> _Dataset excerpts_
==*==

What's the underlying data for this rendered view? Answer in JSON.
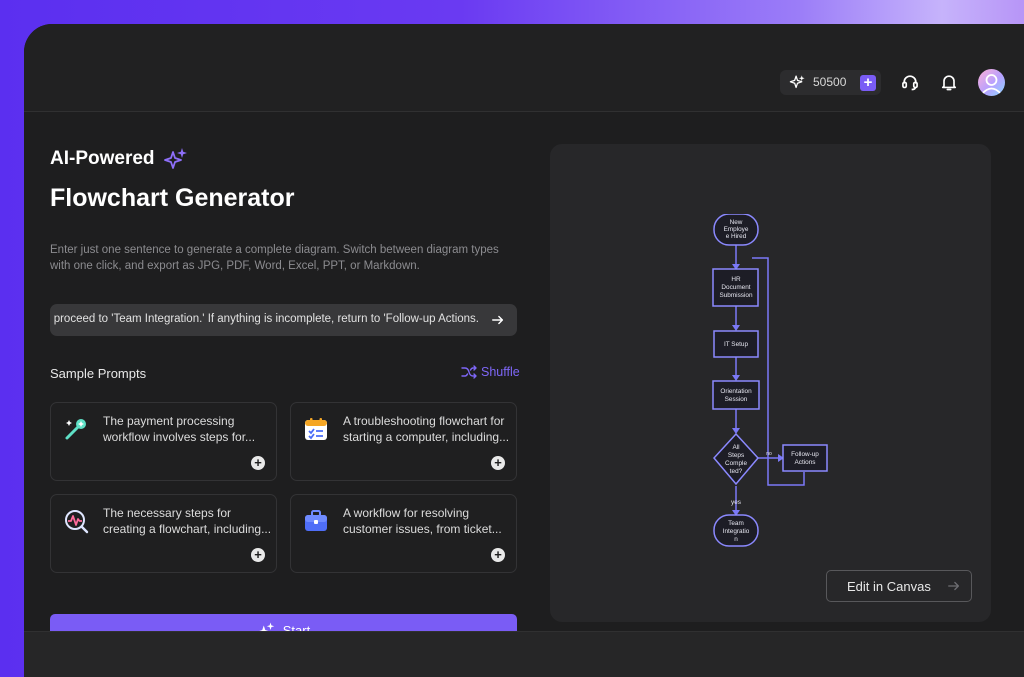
{
  "topbar": {
    "credits": "50500",
    "plus_label": "+",
    "icons": [
      "sparkle-icon",
      "headset-icon",
      "bell-icon",
      "avatar"
    ]
  },
  "hero": {
    "eyebrow": "AI-Powered",
    "title": "Flowchart Generator",
    "description": "Enter just one sentence to generate a complete diagram. Switch between diagram types with one click, and export as JPG, PDF, Word, Excel, PPT, or Markdown."
  },
  "prompt_input": {
    "value": "d, proceed to 'Team Integration.' If anything is incomplete, return to 'Follow-up Actions."
  },
  "samples": {
    "title": "Sample Prompts",
    "shuffle_label": "Shuffle",
    "cards": [
      {
        "text": "The payment processing workflow involves steps for...",
        "icon": "magic-wand-icon"
      },
      {
        "text": "A troubleshooting flowchart for starting a computer, including...",
        "icon": "checklist-icon"
      },
      {
        "text": "The necessary steps for creating a flowchart, including...",
        "icon": "activity-search-icon"
      },
      {
        "text": "A workflow for resolving customer issues, from ticket...",
        "icon": "briefcase-icon"
      }
    ]
  },
  "start_label": "Start",
  "preview": {
    "edit_label": "Edit in Canvas",
    "nodes": {
      "n1": [
        "New",
        "Employe",
        "e Hired"
      ],
      "n2": [
        "HR",
        "Document",
        "Submission"
      ],
      "n3": [
        "IT Setup"
      ],
      "n4": [
        "Orientation",
        "Session"
      ],
      "n5": [
        "All",
        "Steps",
        "Comple",
        "ted?"
      ],
      "n6": [
        "Follow-up",
        "Actions"
      ],
      "n7": [
        "Team",
        "Integratio",
        "n"
      ]
    },
    "edge_labels": {
      "yes": "yes",
      "no": "no"
    }
  },
  "colors": {
    "accent": "#7a5cf5",
    "flow_stroke": "#7b79f7",
    "background": "#1e1e1f"
  }
}
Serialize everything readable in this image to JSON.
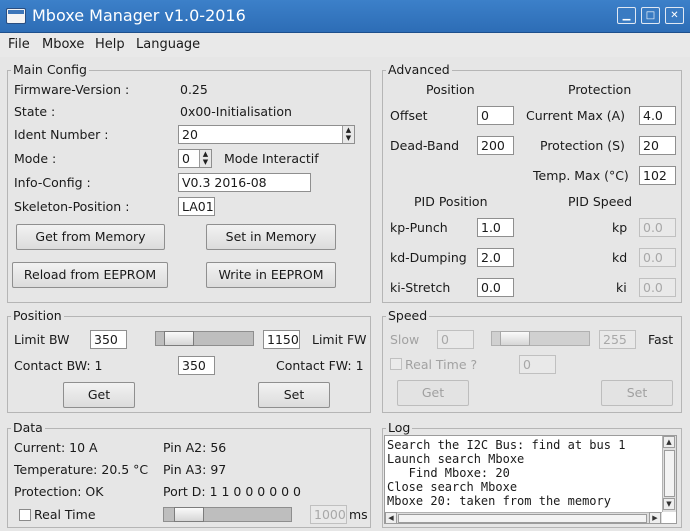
{
  "window": {
    "title": "Mboxe Manager v1.0-2016",
    "minimize": "▁",
    "maximize": "□",
    "close": "✕"
  },
  "menu": {
    "file": "File",
    "mboxe": "Mboxe",
    "help": "Help",
    "language": "Language"
  },
  "main_config": {
    "legend": "Main Config",
    "firmware_label": "Firmware-Version :",
    "firmware_value": "0.25",
    "state_label": "State :",
    "state_value": "0x00-Initialisation",
    "ident_label": "Ident Number :",
    "ident_value": "20",
    "mode_label": "Mode :",
    "mode_value": "0",
    "mode_text": "Mode Interactif",
    "info_label": "Info-Config :",
    "info_value": "V0.3 2016-08",
    "skeleton_label": "Skeleton-Position :",
    "skeleton_value": "LA01",
    "get_memory": "Get from Memory",
    "set_memory": "Set in Memory",
    "reload_eeprom": "Reload from EEPROM",
    "write_eeprom": "Write in EEPROM"
  },
  "advanced": {
    "legend": "Advanced",
    "position_header": "Position",
    "protection_header": "Protection",
    "offset_label": "Offset",
    "offset_value": "0",
    "deadband_label": "Dead-Band",
    "deadband_value": "200",
    "current_max_label": "Current Max  (A)",
    "current_max_value": "4.0",
    "protection_label": "Protection (S)",
    "protection_value": "20",
    "temp_max_label": "Temp. Max (°C)",
    "temp_max_value": "102",
    "pid_position_header": "PID Position",
    "pid_speed_header": "PID Speed",
    "kp_punch_label": "kp-Punch",
    "kp_punch_value": "1.0",
    "kd_dumping_label": "kd-Dumping",
    "kd_dumping_value": "2.0",
    "ki_stretch_label": "ki-Stretch",
    "ki_stretch_value": "0.0",
    "kp_label": "kp",
    "kp_value": "0.0",
    "kd_label": "kd",
    "kd_value": "0.0",
    "ki_label": "ki",
    "ki_value": "0.0"
  },
  "position": {
    "legend": "Position",
    "limit_bw_label": "Limit BW",
    "limit_bw_value": "350",
    "limit_fw_label": "Limit FW",
    "limit_fw_value": "1150",
    "slider_level": 0.12,
    "contact_bw": "Contact BW: 1",
    "contact_value": "350",
    "contact_fw": "Contact FW: 1",
    "get": "Get",
    "set": "Set"
  },
  "speed": {
    "legend": "Speed",
    "slow_label": "Slow",
    "slow_value": "0",
    "fast_label": "Fast",
    "fast_value": "255",
    "slider_level": 0.12,
    "realtime_label": "Real Time ?",
    "realtime_value": "0",
    "get": "Get",
    "set": "Set"
  },
  "data": {
    "legend": "Data",
    "current": "Current: 10 A",
    "pin_a2": "Pin A2: 56",
    "temperature": "Temperature: 20.5 °C",
    "pin_a3": "Pin A3: 97",
    "protection": "Protection: OK",
    "port_d": "Port D: 1 1 0 0 0 0 0 0",
    "realtime_label": "Real Time",
    "interval_value": "1000",
    "interval_unit": "ms"
  },
  "log": {
    "legend": "Log",
    "lines": [
      "Search the I2C Bus: find at bus 1",
      "Launch search Mboxe",
      "   Find Mboxe: 20",
      "Close search Mboxe",
      "Mboxe 20: taken from the memory"
    ]
  }
}
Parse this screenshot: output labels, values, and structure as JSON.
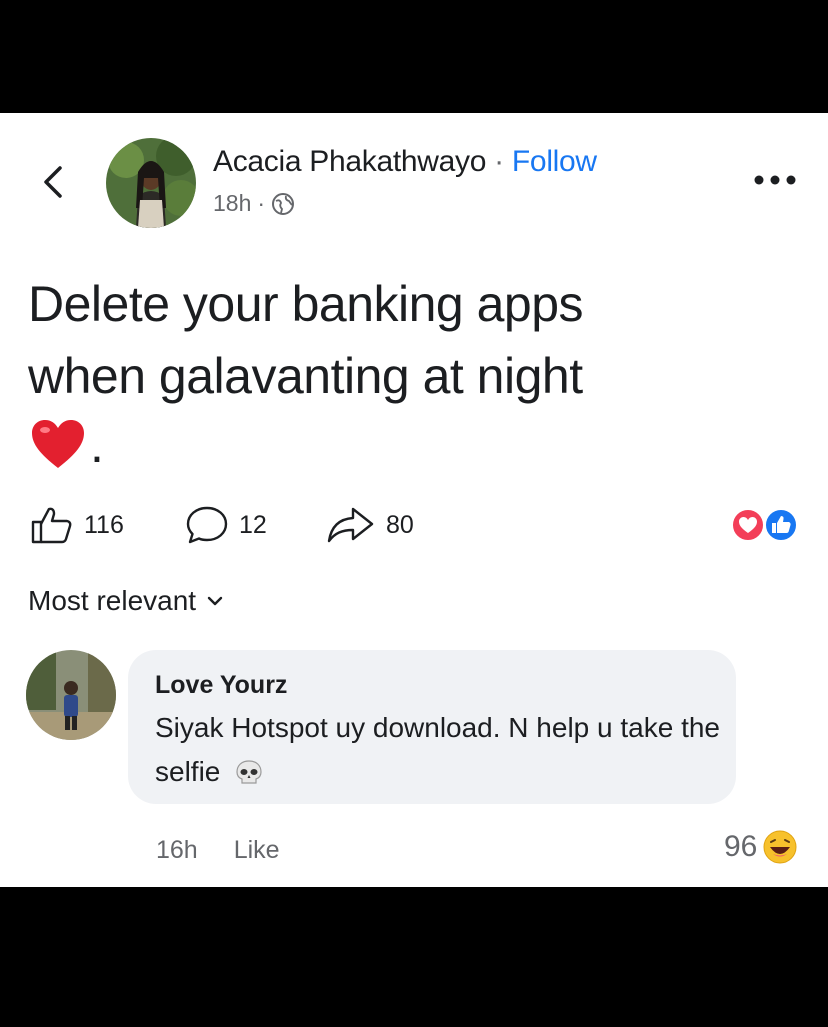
{
  "post": {
    "author": "Acacia Phakathwayo",
    "separator": "·",
    "follow_label": "Follow",
    "time": "18h",
    "meta_separator": "·",
    "text_line_1": "Delete your banking apps",
    "text_line_2": "when galavanting at night",
    "text_emoji": "heart-emoji",
    "text_end": ".",
    "likes": "116",
    "comments": "12",
    "shares": "80"
  },
  "sort": {
    "label": "Most relevant"
  },
  "comment": {
    "author": "Love Yourz",
    "text": "Siyak Hotspot uy download. N help u take the selfie",
    "emoji": "skull-emoji",
    "time": "16h",
    "like_label": "Like",
    "reaction_count": "96",
    "reaction_emoji": "laughing-emoji"
  },
  "colors": {
    "accent": "#1877f2",
    "love": "#f33e58",
    "text": "#1c1e21",
    "muted": "#65676b",
    "bubble": "#f0f2f5",
    "frame": "#000000"
  },
  "icons": [
    "back-chevron-icon",
    "globe-icon",
    "more-icon",
    "like-icon",
    "comment-icon",
    "share-icon",
    "love-reaction-icon",
    "like-reaction-icon",
    "chevron-down-icon"
  ]
}
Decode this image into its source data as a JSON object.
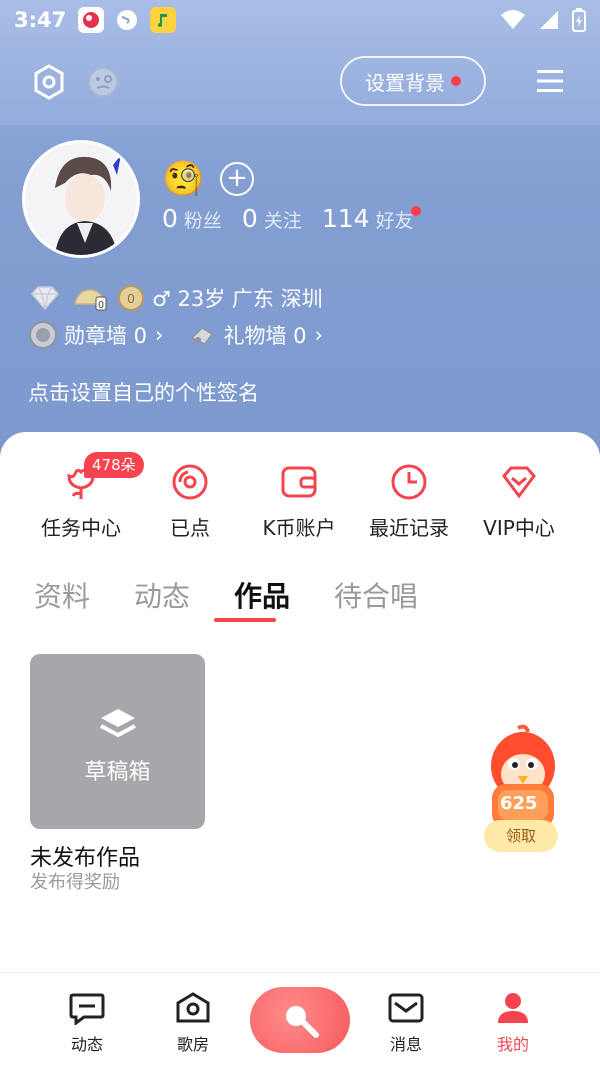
{
  "status_bar": {
    "time": "3:47"
  },
  "top_bar": {
    "bg_button_label": "设置背景"
  },
  "profile": {
    "stats": [
      {
        "num": "0",
        "label": "粉丝"
      },
      {
        "num": "0",
        "label": "关注"
      },
      {
        "num": "114",
        "label": "好友"
      }
    ],
    "level_chip": "0",
    "coin_chip": "0",
    "info": "♂ 23岁  广东 深圳",
    "medal_wall": "勋章墙 0",
    "gift_wall": "礼物墙 0",
    "signature": "点击设置自己的个性签名"
  },
  "quick_actions": {
    "badge": "478朵",
    "items": [
      "任务中心",
      "已点",
      "K币账户",
      "最近记录",
      "VIP中心"
    ]
  },
  "tabs": [
    "资料",
    "动态",
    "作品",
    "待合唱"
  ],
  "works": {
    "draft_label": "草稿箱",
    "unpublished_title": "未发布作品",
    "unpublished_sub": "发布得奖励"
  },
  "mascot": {
    "count": "625",
    "claim_label": "领取"
  },
  "bottom_nav": [
    "动态",
    "歌房",
    "消息",
    "我的"
  ],
  "colors": {
    "accent": "#f5444f",
    "header": "#839fd2"
  }
}
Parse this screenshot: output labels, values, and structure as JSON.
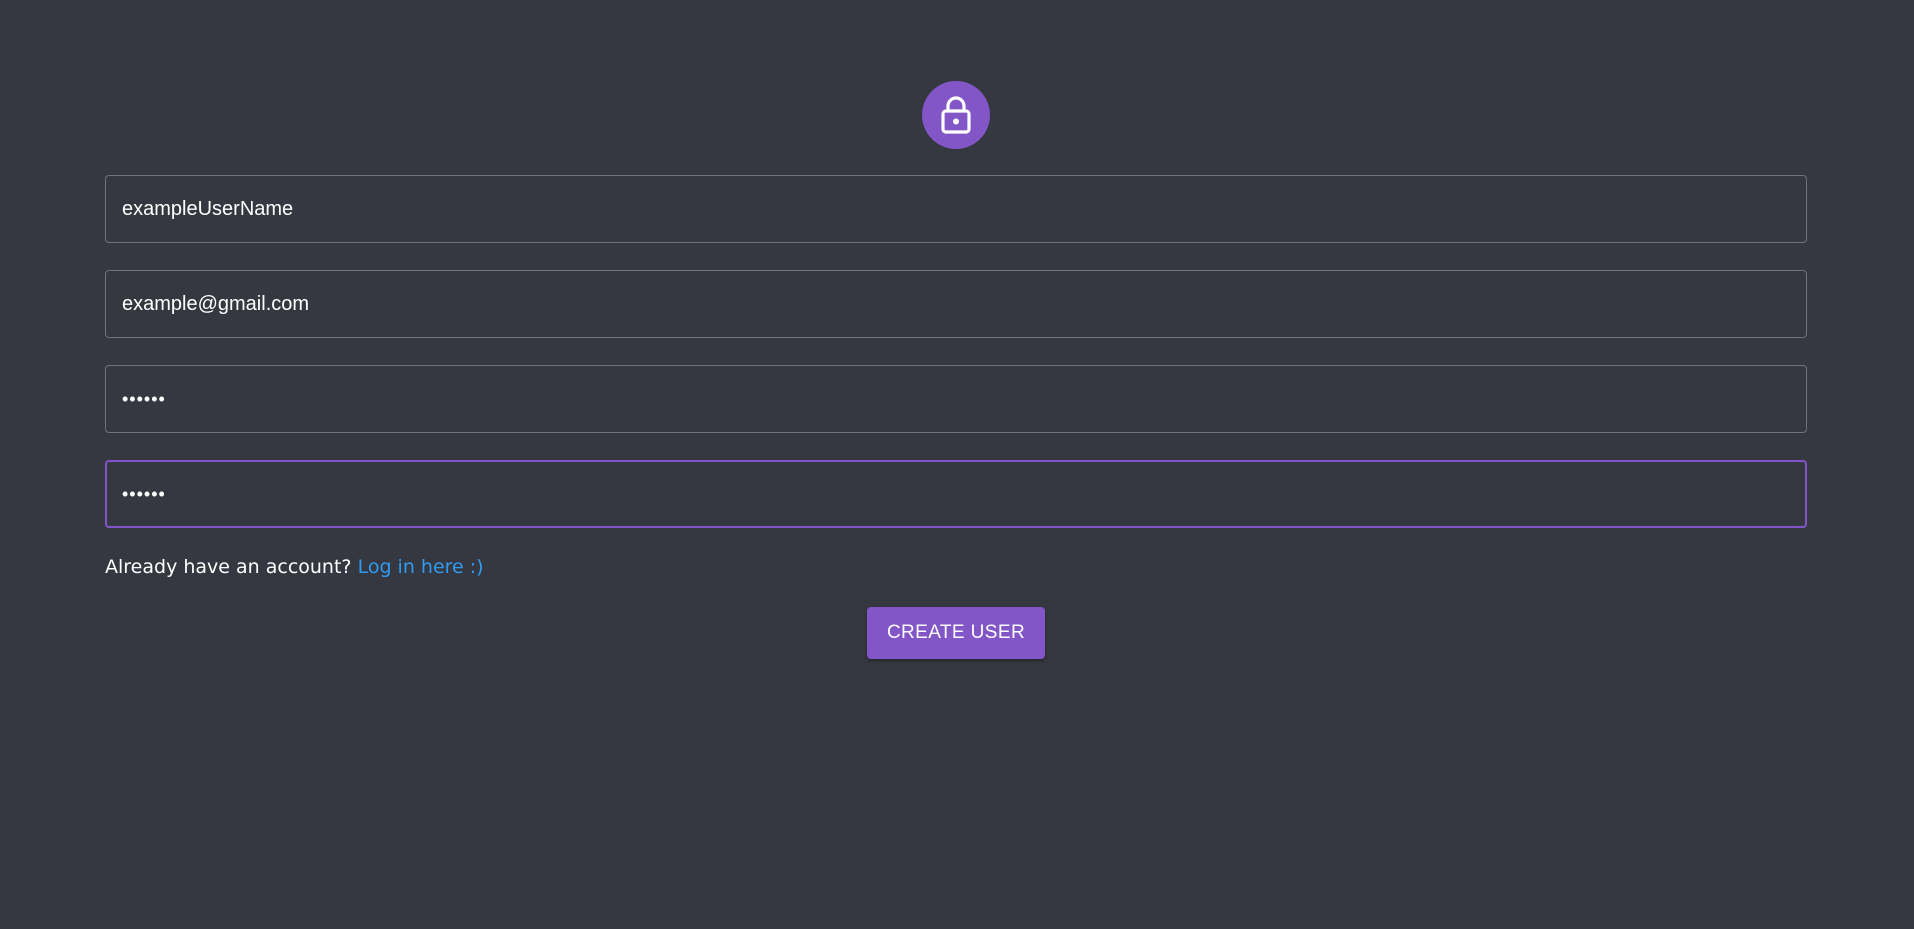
{
  "header": {
    "icon": "lock-icon",
    "accent_color": "#8356c8"
  },
  "form": {
    "username": {
      "value": "exampleUserName"
    },
    "email": {
      "value": "example@gmail.com"
    },
    "password": {
      "value": "••••••"
    },
    "confirm_password": {
      "value": "••••••"
    }
  },
  "login_prompt": {
    "text": "Already have an account?",
    "link": "Log in here :)"
  },
  "actions": {
    "create_user_label": "CREATE USER"
  }
}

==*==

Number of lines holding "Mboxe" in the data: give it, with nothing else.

> _RESULT OF THE EXERCISE_
6